  • Search the web for Earth Day events in your community. If one is not happening, make one happen.
  • Upcycle to reduce your waste.
  • Calculate your carbon footprint and make a move to reduce it.

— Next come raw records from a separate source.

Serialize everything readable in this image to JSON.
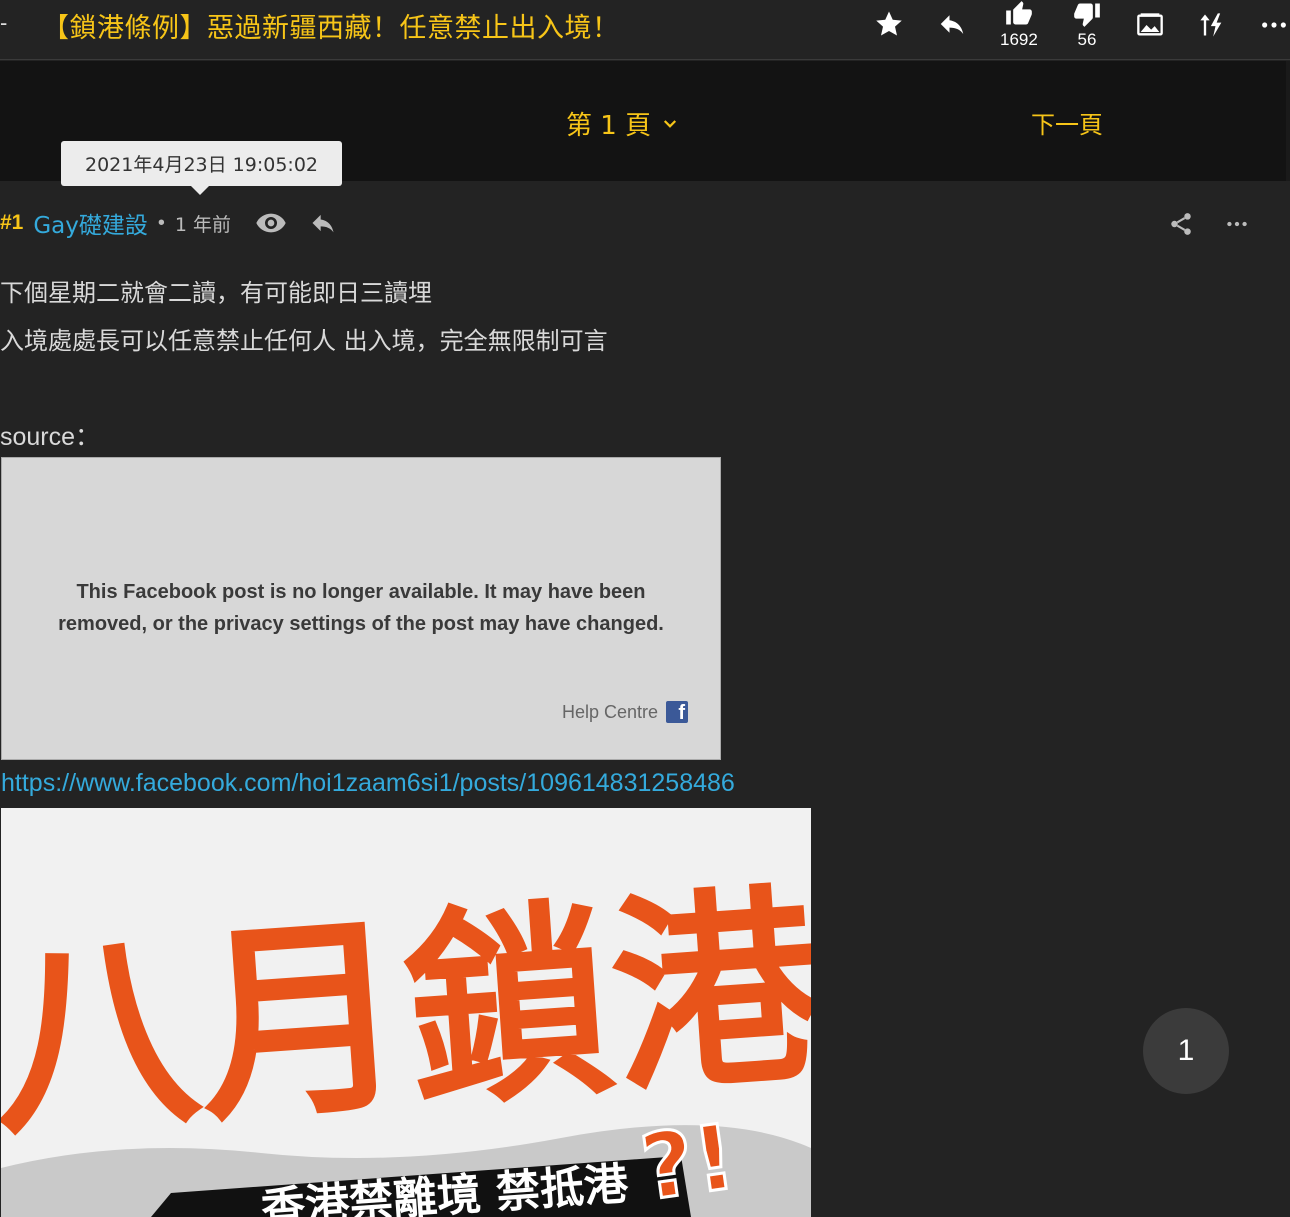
{
  "topbar": {
    "back_dash": "-",
    "title": "【鎖港條例】惡過新疆西藏！任意禁止出入境！",
    "like_count": "1692",
    "dislike_count": "56"
  },
  "pagebar": {
    "page_label": "第 1 頁",
    "next_label": "下一頁"
  },
  "tooltip": {
    "datetime": "2021年4月23日 19:05:02"
  },
  "post": {
    "floor": "#1",
    "author": "Gay礎建設",
    "separator": "•",
    "time_ago": "1 年前",
    "lines": [
      "下個星期二就會二讀，有可能即日三讀埋",
      "入境處處長可以任意禁止任何人 出入境，完全無限制可言"
    ],
    "source_label": "source：",
    "fb_embed": {
      "message_line1": "This Facebook post is no longer available. It may have been",
      "message_line2": "removed, or the privacy settings of the post may have changed.",
      "help_label": "Help Centre",
      "fb_logo": "f"
    },
    "link": "https://www.facebook.com/hoi1zaam6si1/posts/109614831258486",
    "poster": {
      "headline": "八月鎖港",
      "punct": "?!",
      "banner": "香港禁離境 禁抵港"
    }
  },
  "scroll_button": {
    "label": "1"
  },
  "colors": {
    "accent": "#f7c518",
    "link": "#34aadc",
    "poster_orange": "#e8541a"
  }
}
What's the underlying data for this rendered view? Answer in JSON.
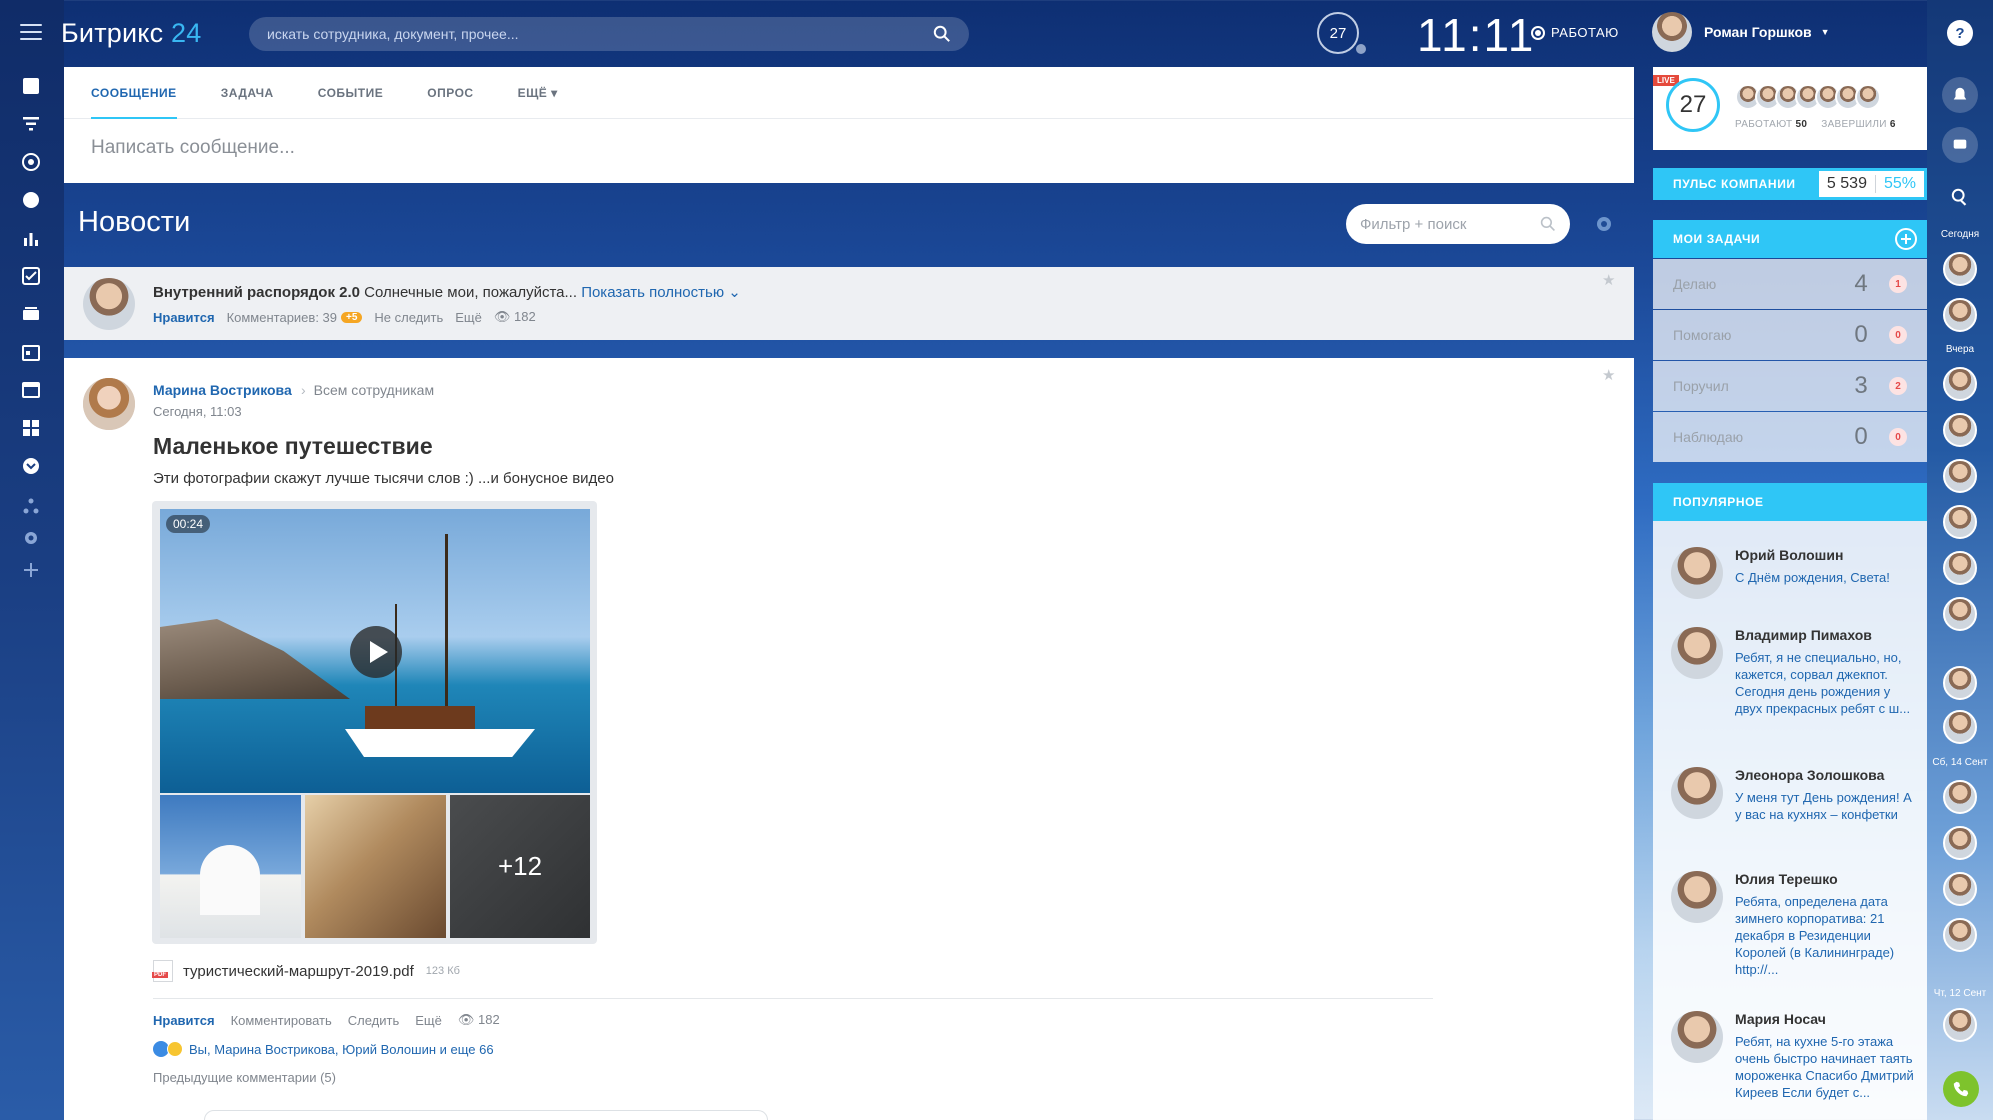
{
  "header": {
    "logo_text": "Битрикс",
    "logo_num": "24",
    "search_placeholder": "искать сотрудника, документ, прочее...",
    "timer_count": "27",
    "clock": "11:11",
    "work_status": "РАБОТАЮ",
    "user_name": "Роман Горшков"
  },
  "composer": {
    "tabs": [
      "СООБЩЕНИЕ",
      "ЗАДАЧА",
      "СОБЫТИЕ",
      "ОПРОС",
      "ЕЩЁ ▾"
    ],
    "placeholder": "Написать сообщение..."
  },
  "news": {
    "title": "Новости",
    "filter_placeholder": "Фильтр + поиск"
  },
  "pinned": {
    "title": "Внутренний распорядок 2.0",
    "text": "Солнечные мои, пожалуйста...",
    "show_more": "Показать полностью",
    "like": "Нравится",
    "comments": "Комментариев: 39",
    "new_comments": "+5",
    "unfollow": "Не следить",
    "more": "Ещё",
    "views": "182"
  },
  "post": {
    "author": "Марина Вострикова",
    "destination": "Всем сотрудникам",
    "date": "Сегодня, 11:03",
    "title": "Маленькое путешествие",
    "text": "Эти фотографии скажут лучше тысячи слов :) ...и бонусное видео",
    "video_duration": "00:24",
    "more_photos": "+12",
    "file_name": "туристический-маршрут-2019.pdf",
    "file_size": "123 Кб",
    "like": "Нравится",
    "comment": "Комментировать",
    "follow": "Следить",
    "more": "Ещё",
    "views": "182",
    "reactions_text": "Вы, Марина Вострикова, Юрий Волошин и еще 66",
    "previous_comments": "Предыдущие комментарии (5)"
  },
  "online": {
    "live": "LIVE",
    "count": "27",
    "working_label": "РАБОТАЮТ",
    "working_count": "50",
    "finished_label": "ЗАВЕРШИЛИ",
    "finished_count": "6"
  },
  "pulse": {
    "label": "ПУЛЬС КОМПАНИИ",
    "value": "5 539",
    "percent": "55%"
  },
  "tasks": {
    "title": "МОИ ЗАДАЧИ",
    "rows": [
      {
        "label": "Делаю",
        "count": "4",
        "badge": "1"
      },
      {
        "label": "Помогаю",
        "count": "0",
        "badge": "0"
      },
      {
        "label": "Поручил",
        "count": "3",
        "badge": "2"
      },
      {
        "label": "Наблюдаю",
        "count": "0",
        "badge": "0"
      }
    ]
  },
  "popular": {
    "title": "ПОПУЛЯРНОЕ",
    "items": [
      {
        "name": "Юрий Волошин",
        "msg": "С Днём рождения, Света!"
      },
      {
        "name": "Владимир Пимахов",
        "msg": "Ребят, я не специально, но, кажется, сорвал джекпот. Сегодня день рождения у двух прекрасных ребят с ш..."
      },
      {
        "name": "Элеонора Золошкова",
        "msg": "У меня тут День рождения! А у вас на кухнях – конфетки"
      },
      {
        "name": "Юлия Терешко",
        "msg": "Ребята, определена дата зимнего корпоратива: 21 декабря в Резиденции Королей (в Калининграде) http://..."
      },
      {
        "name": "Мария Носач",
        "msg": "Ребят, на кухне 5-го этажа очень быстро начинает таять мороженка Спасибо Дмитрий Киреев Если будет с..."
      }
    ]
  },
  "right_strip": {
    "today": "Сегодня",
    "yesterday": "Вчера",
    "date1": "Сб, 14 Сент",
    "date2": "Чт, 12 Сент"
  },
  "colors": {
    "accent": "#2fc6f6",
    "link": "#2067b0",
    "header_bg": "#0e2f73"
  }
}
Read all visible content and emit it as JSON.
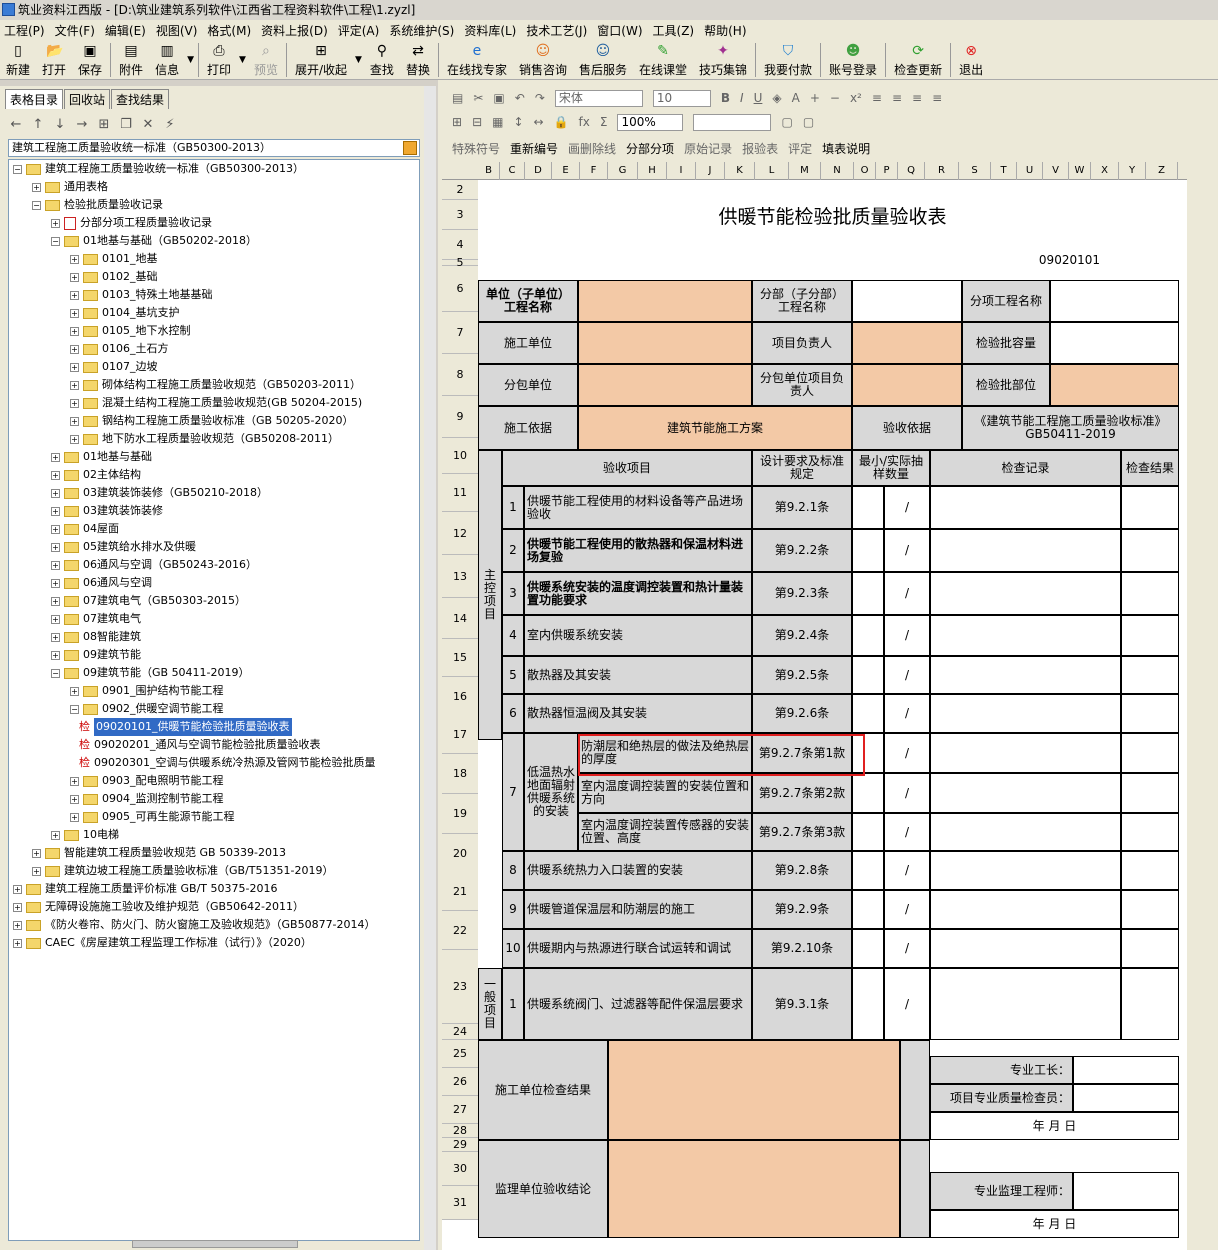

  • Bike, walk, bus or carpool to reduce your use of gasoline.